Search the listing below for the word "true" and copy each line where it appears.

* Data under study:
[Start of section]

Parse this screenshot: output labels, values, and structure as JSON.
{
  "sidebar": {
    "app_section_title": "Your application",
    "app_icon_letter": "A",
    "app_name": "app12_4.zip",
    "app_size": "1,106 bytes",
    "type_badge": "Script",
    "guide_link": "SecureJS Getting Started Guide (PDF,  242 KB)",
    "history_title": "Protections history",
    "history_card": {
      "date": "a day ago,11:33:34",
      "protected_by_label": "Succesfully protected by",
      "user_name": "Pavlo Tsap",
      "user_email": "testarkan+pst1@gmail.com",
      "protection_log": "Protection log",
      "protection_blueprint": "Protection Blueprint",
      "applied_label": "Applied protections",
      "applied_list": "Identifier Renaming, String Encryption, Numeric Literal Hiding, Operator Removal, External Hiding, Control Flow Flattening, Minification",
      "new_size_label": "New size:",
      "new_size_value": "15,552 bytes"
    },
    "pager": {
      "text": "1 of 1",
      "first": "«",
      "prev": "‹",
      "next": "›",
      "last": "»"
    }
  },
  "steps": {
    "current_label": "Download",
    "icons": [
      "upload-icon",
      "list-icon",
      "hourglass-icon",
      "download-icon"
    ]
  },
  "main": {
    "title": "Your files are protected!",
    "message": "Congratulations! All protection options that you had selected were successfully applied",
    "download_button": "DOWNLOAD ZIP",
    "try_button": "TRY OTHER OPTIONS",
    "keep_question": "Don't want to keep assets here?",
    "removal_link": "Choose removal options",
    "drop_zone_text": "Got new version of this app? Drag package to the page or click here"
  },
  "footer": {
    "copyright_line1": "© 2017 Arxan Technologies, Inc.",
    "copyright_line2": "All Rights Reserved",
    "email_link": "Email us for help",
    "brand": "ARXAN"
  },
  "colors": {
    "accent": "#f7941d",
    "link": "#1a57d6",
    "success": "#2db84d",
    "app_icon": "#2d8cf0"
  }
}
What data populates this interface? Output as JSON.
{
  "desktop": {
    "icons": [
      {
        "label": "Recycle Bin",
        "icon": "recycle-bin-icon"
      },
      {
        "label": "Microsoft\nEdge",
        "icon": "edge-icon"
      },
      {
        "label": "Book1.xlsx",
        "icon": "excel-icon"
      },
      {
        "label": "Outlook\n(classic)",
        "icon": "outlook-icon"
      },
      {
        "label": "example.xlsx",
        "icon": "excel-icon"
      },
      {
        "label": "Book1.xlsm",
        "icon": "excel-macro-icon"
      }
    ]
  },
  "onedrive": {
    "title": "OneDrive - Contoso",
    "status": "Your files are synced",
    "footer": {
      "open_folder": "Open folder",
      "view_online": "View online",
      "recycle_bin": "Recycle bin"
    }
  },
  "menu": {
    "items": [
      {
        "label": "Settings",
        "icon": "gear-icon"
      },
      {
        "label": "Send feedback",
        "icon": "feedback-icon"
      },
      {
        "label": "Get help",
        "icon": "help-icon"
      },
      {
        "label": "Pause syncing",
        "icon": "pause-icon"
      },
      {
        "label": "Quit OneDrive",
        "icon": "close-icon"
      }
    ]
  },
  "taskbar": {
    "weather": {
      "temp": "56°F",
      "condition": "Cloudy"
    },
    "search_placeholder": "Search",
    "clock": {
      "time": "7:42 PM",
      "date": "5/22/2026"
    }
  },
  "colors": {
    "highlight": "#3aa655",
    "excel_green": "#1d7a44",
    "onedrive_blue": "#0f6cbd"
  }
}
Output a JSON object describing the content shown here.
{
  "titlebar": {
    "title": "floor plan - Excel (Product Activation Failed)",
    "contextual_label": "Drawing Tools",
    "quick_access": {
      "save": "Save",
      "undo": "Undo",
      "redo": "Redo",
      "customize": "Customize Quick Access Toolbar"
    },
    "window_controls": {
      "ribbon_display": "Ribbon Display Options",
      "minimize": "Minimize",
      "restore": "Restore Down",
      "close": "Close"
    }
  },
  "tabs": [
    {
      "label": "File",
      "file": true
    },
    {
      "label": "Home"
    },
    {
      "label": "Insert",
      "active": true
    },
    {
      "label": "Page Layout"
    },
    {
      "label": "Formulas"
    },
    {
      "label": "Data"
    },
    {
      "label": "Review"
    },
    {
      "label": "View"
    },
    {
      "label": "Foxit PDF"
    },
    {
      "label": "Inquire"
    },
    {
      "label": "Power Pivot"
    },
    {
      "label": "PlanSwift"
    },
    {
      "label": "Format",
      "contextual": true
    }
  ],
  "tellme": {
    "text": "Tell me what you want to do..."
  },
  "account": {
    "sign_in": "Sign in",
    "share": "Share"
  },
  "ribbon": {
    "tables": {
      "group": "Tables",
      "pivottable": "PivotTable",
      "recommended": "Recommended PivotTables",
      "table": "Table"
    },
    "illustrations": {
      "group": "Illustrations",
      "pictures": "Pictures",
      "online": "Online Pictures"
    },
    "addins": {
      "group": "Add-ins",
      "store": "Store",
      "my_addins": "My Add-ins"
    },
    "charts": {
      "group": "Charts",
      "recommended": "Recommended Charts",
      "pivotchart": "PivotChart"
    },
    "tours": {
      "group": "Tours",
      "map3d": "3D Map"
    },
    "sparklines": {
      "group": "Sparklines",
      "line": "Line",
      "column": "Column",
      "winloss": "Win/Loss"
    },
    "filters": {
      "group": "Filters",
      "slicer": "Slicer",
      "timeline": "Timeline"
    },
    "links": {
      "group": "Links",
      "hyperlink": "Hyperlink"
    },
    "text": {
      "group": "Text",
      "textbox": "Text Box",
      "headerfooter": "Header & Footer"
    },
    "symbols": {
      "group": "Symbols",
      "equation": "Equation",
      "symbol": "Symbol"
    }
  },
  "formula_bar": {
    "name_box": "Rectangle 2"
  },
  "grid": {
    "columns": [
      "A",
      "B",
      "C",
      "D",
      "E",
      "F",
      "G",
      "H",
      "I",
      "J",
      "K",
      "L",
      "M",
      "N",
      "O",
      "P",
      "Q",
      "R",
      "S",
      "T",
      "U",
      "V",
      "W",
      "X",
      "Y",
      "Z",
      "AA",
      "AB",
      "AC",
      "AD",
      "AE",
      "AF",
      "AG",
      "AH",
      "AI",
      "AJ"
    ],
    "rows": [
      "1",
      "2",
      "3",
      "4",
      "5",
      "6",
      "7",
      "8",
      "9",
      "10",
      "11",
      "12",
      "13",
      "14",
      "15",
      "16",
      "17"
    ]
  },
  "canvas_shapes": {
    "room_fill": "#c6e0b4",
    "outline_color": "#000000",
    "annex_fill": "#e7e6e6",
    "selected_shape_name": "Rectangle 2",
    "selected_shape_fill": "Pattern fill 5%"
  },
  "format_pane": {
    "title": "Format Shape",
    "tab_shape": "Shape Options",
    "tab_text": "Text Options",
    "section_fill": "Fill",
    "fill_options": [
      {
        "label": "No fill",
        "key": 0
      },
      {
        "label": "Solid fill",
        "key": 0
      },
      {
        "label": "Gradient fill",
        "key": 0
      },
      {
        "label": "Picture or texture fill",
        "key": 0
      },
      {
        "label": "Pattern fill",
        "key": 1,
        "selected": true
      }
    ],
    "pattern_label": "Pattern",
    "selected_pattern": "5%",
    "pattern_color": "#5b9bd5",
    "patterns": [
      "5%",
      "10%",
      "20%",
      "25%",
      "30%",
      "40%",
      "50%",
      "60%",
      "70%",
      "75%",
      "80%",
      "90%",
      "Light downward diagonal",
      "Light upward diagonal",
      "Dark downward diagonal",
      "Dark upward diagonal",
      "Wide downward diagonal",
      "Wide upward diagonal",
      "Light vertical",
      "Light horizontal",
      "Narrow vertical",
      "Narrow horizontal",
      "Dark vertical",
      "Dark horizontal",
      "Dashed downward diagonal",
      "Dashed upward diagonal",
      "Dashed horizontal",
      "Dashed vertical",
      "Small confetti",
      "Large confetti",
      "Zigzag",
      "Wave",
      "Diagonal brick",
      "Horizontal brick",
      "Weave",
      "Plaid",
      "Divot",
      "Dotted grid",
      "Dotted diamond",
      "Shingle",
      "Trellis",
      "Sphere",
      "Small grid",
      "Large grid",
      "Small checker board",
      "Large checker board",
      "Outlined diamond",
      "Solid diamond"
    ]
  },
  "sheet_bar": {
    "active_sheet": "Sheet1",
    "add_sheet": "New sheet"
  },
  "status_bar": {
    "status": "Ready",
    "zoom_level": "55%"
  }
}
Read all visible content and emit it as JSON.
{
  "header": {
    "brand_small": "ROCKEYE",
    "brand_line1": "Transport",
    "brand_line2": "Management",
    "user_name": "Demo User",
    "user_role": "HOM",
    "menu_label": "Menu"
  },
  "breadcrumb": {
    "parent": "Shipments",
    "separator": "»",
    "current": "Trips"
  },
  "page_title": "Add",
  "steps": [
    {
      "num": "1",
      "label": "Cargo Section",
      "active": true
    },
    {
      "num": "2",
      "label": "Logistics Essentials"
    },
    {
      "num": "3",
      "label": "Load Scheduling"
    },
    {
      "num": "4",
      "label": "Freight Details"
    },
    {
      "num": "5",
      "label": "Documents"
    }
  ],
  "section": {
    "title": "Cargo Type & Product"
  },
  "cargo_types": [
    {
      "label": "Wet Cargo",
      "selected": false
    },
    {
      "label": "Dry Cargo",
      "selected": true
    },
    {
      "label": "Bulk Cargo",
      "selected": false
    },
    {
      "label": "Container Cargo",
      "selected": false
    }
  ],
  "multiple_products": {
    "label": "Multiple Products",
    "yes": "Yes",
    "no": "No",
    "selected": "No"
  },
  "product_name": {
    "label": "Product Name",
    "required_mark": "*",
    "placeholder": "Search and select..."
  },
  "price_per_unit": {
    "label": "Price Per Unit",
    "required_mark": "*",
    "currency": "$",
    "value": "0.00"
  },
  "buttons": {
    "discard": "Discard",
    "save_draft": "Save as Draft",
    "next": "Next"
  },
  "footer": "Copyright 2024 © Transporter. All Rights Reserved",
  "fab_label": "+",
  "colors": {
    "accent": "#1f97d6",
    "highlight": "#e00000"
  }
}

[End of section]

* Response below:
      "file": true
      "active": true
      "contextual": true
        "selected": true
      "active": true
      "selected": true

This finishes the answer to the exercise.